- ItemOpen AccessDinosaur eggshells from the Santonian Milk River Formation of Alberta, Canada(Cretaceous Research (Elsevier), 2017-02-16) Zelenitsky, Darla Karen; Therrien, Francois; Tanaka, Kohei; Kobayashi, Yoshitsugu; DeBuhr, Christopher LeonardThe North American fossil record of dinosaur eggshells for the Cretaceous is primarily restricted to formations of the middle (Albian–Cenomanian) and uppermost (Campanian–Maastrichtian) stages, with a large gap in the record for intermediate stages. Here we describe a dinosaur eggshell assemblage from a formation that represents an intermediate and poorly fossiliferous stage of the Upper Cretaceous, the Santonian Milk River Formation of southern Alberta, Canada. The Milk River eggshell assemblage contains five eggshell taxa: Continuoolithus, Porituberoolithus, Prismatoolithus, Spheroolithus, and Triprismatoolithus. These ootaxa are most similar to those reported from younger Campanian–Maastrichtian formations of the northern Western Interior than they are to ootaxa reported from older middle Cretaceous formations (i.e., predominantly Macroelongatoolithus). Characteristics of the Milk River ootaxa indicate that they are ascribable to at least one ornithopod and four small theropod species. The taxonomic affinity of the eggshell assemblage is consistent with the dinosaur fauna known based on isolated teeth and fragmentary skeletal remains from the formation, although most ornithischians and large theropods are not represented by eggshell.

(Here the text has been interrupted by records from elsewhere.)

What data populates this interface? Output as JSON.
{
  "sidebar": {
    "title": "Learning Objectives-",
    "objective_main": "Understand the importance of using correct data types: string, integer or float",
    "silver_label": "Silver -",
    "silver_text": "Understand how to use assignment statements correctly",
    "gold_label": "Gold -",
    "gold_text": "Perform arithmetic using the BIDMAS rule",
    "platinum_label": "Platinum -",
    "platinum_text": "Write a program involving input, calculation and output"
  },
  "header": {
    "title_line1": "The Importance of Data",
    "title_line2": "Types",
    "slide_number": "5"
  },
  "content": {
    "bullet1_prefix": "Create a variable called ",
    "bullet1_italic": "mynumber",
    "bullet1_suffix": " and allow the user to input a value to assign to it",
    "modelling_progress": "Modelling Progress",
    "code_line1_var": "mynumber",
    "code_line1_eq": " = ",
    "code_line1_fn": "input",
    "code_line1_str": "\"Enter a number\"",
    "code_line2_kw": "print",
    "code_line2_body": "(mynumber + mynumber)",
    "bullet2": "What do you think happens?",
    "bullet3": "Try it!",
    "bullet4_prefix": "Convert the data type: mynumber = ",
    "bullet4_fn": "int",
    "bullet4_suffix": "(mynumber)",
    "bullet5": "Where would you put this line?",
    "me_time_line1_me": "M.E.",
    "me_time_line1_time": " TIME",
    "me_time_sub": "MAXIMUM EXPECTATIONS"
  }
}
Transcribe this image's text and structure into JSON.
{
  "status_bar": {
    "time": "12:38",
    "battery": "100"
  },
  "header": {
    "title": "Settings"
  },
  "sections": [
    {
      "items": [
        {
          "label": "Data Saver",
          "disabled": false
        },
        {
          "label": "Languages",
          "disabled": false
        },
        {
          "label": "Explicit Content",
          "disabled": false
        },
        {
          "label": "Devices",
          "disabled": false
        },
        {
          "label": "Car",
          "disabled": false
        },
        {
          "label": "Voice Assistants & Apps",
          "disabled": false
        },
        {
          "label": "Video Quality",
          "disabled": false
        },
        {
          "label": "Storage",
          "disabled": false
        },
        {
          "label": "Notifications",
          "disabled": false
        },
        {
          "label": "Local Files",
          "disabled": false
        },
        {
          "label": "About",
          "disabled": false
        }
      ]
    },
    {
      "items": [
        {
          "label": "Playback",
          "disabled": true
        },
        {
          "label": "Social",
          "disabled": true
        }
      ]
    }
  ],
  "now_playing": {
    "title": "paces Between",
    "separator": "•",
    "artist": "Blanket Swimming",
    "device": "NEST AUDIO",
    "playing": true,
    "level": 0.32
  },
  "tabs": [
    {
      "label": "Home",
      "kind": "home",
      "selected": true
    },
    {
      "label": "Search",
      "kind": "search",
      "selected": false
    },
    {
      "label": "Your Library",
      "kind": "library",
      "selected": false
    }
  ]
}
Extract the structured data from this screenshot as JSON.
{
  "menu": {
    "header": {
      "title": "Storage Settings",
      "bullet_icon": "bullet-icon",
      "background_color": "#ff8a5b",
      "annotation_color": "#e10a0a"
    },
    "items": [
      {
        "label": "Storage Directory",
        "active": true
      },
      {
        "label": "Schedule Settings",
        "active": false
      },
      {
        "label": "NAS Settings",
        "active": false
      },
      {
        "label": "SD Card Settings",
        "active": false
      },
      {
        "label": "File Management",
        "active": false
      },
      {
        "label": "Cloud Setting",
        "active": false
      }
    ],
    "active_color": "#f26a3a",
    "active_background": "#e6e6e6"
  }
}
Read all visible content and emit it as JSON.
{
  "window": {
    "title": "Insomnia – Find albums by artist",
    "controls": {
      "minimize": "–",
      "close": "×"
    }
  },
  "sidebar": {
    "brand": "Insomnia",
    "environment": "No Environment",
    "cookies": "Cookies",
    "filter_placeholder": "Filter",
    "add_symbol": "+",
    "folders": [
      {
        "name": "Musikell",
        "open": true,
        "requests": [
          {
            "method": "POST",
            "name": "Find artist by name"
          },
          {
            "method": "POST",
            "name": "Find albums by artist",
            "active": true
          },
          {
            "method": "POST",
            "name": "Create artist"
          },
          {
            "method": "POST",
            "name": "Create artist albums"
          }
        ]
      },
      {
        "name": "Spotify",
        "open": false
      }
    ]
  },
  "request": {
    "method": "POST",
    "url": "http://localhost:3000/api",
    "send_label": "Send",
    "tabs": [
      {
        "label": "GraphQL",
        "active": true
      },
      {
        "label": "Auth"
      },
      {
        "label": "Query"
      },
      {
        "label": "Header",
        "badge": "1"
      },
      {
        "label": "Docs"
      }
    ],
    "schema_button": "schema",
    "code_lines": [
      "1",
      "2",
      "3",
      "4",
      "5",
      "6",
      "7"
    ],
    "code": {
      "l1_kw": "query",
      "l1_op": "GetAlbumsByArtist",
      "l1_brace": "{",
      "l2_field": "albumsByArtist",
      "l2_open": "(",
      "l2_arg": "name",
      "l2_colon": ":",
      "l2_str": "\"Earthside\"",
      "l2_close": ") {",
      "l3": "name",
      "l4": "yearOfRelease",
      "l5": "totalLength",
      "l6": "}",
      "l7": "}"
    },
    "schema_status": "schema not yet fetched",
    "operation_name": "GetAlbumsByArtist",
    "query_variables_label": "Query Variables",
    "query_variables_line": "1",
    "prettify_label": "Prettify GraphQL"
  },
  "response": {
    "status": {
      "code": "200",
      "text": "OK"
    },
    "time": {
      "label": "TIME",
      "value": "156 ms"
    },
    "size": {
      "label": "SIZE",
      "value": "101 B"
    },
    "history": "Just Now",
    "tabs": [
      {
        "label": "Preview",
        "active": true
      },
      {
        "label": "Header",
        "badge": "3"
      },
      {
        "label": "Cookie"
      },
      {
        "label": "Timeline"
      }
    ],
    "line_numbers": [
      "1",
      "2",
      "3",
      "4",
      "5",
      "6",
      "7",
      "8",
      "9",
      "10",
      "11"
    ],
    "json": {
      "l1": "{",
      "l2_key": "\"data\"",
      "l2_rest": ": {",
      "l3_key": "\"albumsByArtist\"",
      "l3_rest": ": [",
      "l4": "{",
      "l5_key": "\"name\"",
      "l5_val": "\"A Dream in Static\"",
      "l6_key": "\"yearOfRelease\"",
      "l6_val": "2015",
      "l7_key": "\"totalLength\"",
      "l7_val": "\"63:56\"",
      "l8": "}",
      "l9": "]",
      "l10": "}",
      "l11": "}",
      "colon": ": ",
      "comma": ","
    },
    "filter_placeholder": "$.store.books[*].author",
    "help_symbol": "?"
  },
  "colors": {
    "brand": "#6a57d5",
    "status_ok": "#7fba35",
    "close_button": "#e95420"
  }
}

Relative to the Milk River Formation eggshell, similar oospecies occurring in younger Cretaceous deposits tend to be somewhat thicker, which may reflect an increase in body size of various dinosaur lineages during the Late Cretaceous.